Task statement -
Look for "icon" in each line of the entries, and return the matching lines.

++++ Provided records ++++

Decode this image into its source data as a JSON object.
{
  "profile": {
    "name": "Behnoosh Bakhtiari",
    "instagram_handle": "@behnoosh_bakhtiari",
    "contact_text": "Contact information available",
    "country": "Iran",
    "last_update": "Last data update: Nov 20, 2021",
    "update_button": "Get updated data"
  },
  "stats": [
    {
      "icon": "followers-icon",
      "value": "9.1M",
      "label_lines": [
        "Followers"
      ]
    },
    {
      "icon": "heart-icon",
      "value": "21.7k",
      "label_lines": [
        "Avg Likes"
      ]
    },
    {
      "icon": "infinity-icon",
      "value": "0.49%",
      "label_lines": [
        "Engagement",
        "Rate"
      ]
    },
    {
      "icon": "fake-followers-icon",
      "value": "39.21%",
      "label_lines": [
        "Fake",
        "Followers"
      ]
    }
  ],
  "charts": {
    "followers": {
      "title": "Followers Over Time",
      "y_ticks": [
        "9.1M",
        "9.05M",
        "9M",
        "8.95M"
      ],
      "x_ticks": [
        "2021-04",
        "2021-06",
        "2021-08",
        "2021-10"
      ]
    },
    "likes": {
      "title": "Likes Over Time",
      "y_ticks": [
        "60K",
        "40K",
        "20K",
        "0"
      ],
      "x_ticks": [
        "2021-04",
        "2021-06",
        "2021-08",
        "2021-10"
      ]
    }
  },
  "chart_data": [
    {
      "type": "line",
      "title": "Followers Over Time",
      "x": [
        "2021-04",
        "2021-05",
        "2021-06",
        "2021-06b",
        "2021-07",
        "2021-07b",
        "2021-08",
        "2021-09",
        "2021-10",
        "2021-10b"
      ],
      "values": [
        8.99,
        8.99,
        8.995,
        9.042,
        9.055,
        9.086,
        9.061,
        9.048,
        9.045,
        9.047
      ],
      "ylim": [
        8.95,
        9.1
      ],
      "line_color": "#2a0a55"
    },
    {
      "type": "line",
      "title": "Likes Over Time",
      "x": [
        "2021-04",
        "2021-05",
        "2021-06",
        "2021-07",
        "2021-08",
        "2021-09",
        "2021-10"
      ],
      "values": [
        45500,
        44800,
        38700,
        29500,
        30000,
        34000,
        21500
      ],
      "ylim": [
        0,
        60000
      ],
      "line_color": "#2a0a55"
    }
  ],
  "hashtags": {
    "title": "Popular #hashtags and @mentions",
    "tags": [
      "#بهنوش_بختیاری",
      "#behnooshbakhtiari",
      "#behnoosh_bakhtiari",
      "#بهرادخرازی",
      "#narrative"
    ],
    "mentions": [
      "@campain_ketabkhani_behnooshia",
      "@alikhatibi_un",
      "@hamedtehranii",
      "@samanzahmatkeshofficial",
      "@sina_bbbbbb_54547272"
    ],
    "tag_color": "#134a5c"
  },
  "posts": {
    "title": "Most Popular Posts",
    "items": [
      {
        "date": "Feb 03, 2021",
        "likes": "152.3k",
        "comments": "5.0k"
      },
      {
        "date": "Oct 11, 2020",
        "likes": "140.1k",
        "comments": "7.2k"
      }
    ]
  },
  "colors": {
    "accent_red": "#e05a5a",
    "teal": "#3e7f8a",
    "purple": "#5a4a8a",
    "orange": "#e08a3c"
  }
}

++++

Your solution -
      "icon": "followers-icon",
      "icon": "heart-icon",
      "icon": "infinity-icon",
      "icon": "fake-followers-icon",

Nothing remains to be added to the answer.